This preview shows pages 1–2. Sign up to view the full content.
This preview has intentionally blurred sections. Sign up to view the full version.View Full Document

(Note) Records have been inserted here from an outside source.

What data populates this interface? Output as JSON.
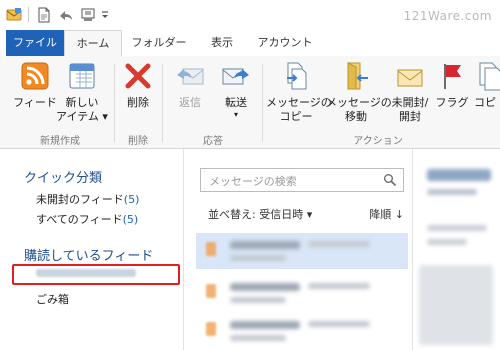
{
  "titlebar": {
    "watermark": "121Ware.com"
  },
  "tabs": [
    {
      "label": "ファイル"
    },
    {
      "label": "ホーム"
    },
    {
      "label": "フォルダー"
    },
    {
      "label": "表示"
    },
    {
      "label": "アカウント"
    }
  ],
  "ribbon": {
    "groups": {
      "new": "新規作成",
      "delete": "削除",
      "respond": "応答",
      "actions": "アクション"
    },
    "buttons": {
      "feed": "フィード",
      "new_item_line1": "新しい",
      "new_item_line2": "アイテム ▾",
      "delete": "削除",
      "reply": "返信",
      "forward": "転送",
      "forward_arrow": "▾",
      "copy_line1": "メッセージの",
      "copy_line2": "コピー",
      "move_line1": "メッセージの",
      "move_line2": "移動",
      "unread_line1": "未開封/",
      "unread_line2": "開封",
      "flag": "フラグ",
      "more": "コピ"
    }
  },
  "sidebar": {
    "quick_views_heading": "クイック分類",
    "unread_feeds_label": "未開封のフィード",
    "unread_feeds_count": "(5)",
    "all_feeds_label": "すべてのフィード",
    "all_feeds_count": "(5)",
    "subscribed_heading": "購読しているフィード",
    "trash": "ごみ箱"
  },
  "message_list": {
    "search_placeholder": "メッセージの検索",
    "sort_by": "並べ替え: 受信日時 ▾",
    "sort_order": "降順 ↓"
  },
  "colors": {
    "accent": "#1e63b8",
    "heading": "#1e4f8f",
    "highlight_box": "#e02020",
    "selected_row": "#d8e6f7"
  }
}
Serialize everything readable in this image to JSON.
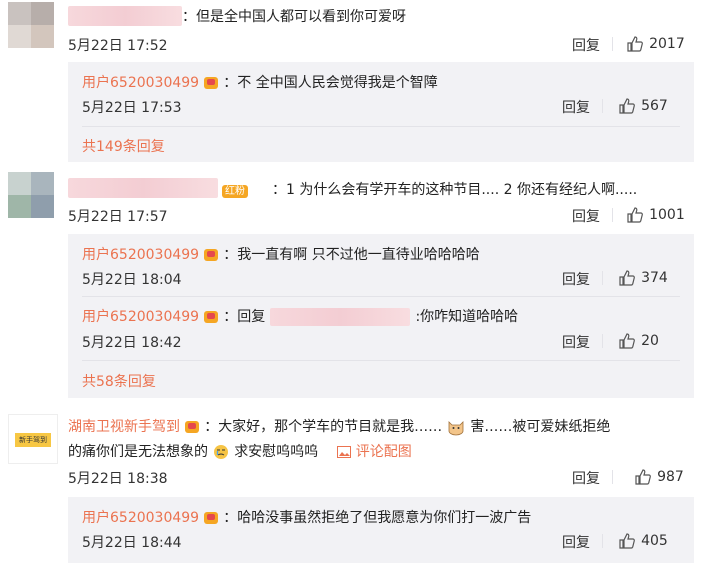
{
  "comments": [
    {
      "text": "：但是全中国人都可以看到你可爱呀",
      "time": "5月22日 17:52",
      "reply_label": "回复",
      "likes": "2017",
      "replies": [
        {
          "user": "用户6520030499",
          "text": "：不 全中国人民会觉得我是个智障",
          "time": "5月22日 17:53",
          "reply_label": "回复",
          "likes": "567"
        }
      ],
      "more": "共149条回复"
    },
    {
      "text": "：1 为什么会有学开车的这种节目.... 2 你还有经纪人啊.....",
      "time": "5月22日 17:57",
      "reply_label": "回复",
      "likes": "1001",
      "replies": [
        {
          "user": "用户6520030499",
          "text": "：我一直有啊 只不过他一直待业哈哈哈哈",
          "time": "5月22日 18:04",
          "reply_label": "回复",
          "likes": "374"
        },
        {
          "user": "用户6520030499",
          "text_prefix": "：回复",
          "text": ":你咋知道哈哈哈",
          "time": "5月22日 18:42",
          "reply_label": "回复",
          "likes": "20"
        }
      ],
      "more": "共58条回复"
    },
    {
      "user": "湖南卫视新手驾到",
      "text1": "：大家好，那个学车的节目就是我……",
      "text2": "害……被可爱妹纸拒绝",
      "text3": "的痛你们是无法想象的",
      "text4": "求安慰呜呜呜",
      "pic_label": "评论配图",
      "time": "5月22日 18:38",
      "reply_label": "回复",
      "likes": "987",
      "replies": [
        {
          "user": "用户6520030499",
          "text": "：哈哈没事虽然拒绝了但我愿意为你们打一波广告",
          "time": "5月22日 18:44",
          "reply_label": "回复",
          "likes": "405"
        }
      ]
    }
  ],
  "avatar_badge": "新手驾到",
  "vip_badge": "红粉"
}
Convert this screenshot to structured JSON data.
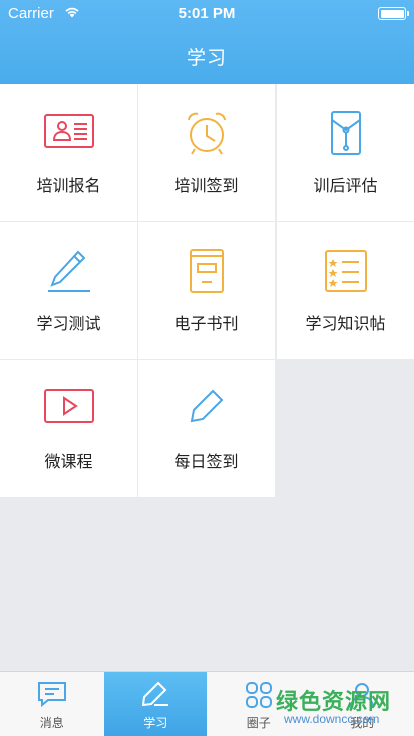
{
  "status_bar": {
    "carrier": "Carrier",
    "time": "5:01 PM"
  },
  "header": {
    "title": "学习"
  },
  "grid": {
    "items": [
      {
        "label": "培训报名",
        "icon": "id-card-icon"
      },
      {
        "label": "培训签到",
        "icon": "alarm-clock-icon"
      },
      {
        "label": "训后评估",
        "icon": "envelope-icon"
      },
      {
        "label": "学习测试",
        "icon": "pen-icon"
      },
      {
        "label": "电子书刊",
        "icon": "book-icon"
      },
      {
        "label": "学习知识帖",
        "icon": "list-icon"
      },
      {
        "label": "微课程",
        "icon": "video-play-icon"
      },
      {
        "label": "每日签到",
        "icon": "pencil-icon"
      }
    ]
  },
  "tabbar": {
    "tabs": [
      {
        "label": "消息",
        "icon": "message-icon",
        "active": false
      },
      {
        "label": "学习",
        "icon": "study-icon",
        "active": true
      },
      {
        "label": "圈子",
        "icon": "circles-icon",
        "active": false
      },
      {
        "label": "我的",
        "icon": "profile-icon",
        "active": false
      }
    ]
  },
  "watermark": {
    "text": "绿色资源网",
    "url": "www.downcc.com"
  },
  "colors": {
    "header": "#4aacec",
    "red": "#e8475c",
    "orange": "#f3b240",
    "blue": "#4aa6e6",
    "background": "#e8eaed"
  }
}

Unformatted text preview: Notes: c circlecopyrt F.P. Greenleaf, 2000-2010 v43-f10integers.tex (version 9/29/10) Algebra I Section 2: The System of Integers 2.1 Axiomatic definition of Integers. The first algebraic system we encounter is the integers. In this note we list the axioms that determine the system of integers, along with many simple consequences of those axioms. Most of those consequences will be stated without proof, or left as exercises; our main purpose in this section is to survey the facts about the integers you can safely assume in later discussions. Besides, the missing proofs will be handled later on in a more general context ( the theory of rings ). The integers are a system ( Z , + , · ) which consists of a set Z equipped with two operations (+) and ( · ) that map Z × Z → Z . We now identify the properties these operations must possess to become the familiar system of integers. At first we shall consider a more general set R equipped with two operations (+) and ( · ) from R × R → R . We will impose axiomatic conditions in stages, finally arriving at the axioms characteristic of the system of integers. 2.1.1 Axioms I: Commutative Ring. The system ( R, + , · ) is a commutative ring with identity if the operations have the following properties. A.1. ( x + y ) + z = x + ( y + z ) (associativity of addition) A.2. x + y = y + x (commutativity of addition) A.3. There exists an element 0 ∈ R such that 0 + x = x = x + 0 for all x ∈ R . This is the “zero element” of the system. A.4. Every element x ∈ R has an “additive inverse,” denoted by − x , which has the property x + ( − x ) = 0 = ( − x ) + x . Later on we will see that this set of axioms, which govern the (+) operation only, makes ( R, +) into what algebraists would call a commutative group . We now add some axioms concerning multiplication and its interaction with addition. M.1. ( x · y ) · z = x · ( y · z ) (associativity of multiplication) M.2. x · y = y · x (commutativity of multiplication) M.3. There exists in R a “multiplicative identity element,” denoted by 1 (or some- times 1 R ), which has the characteristic property that 1 · x = x = x · 1 for all x ∈ R . M.4. x · ( y + z ) = x · y + x · z (distributive law) M.4’ ( x + y ) · z = x · z + y · z (distributive law) M.5. 1 negationslash = 0 (we exclude the “trivial ring,” which has 0 as its only element) square Below we list important consequences of this set of axioms. You will recognize many familiar attributes of the integers, but be aware that every one of these ancillary properties must be proved from the fundamental properties listed in Axioms I . This is not always a simple matter. It is suggested that you try making your own proofs for the items marked with ( ∗ ) in the following list....
View Full Document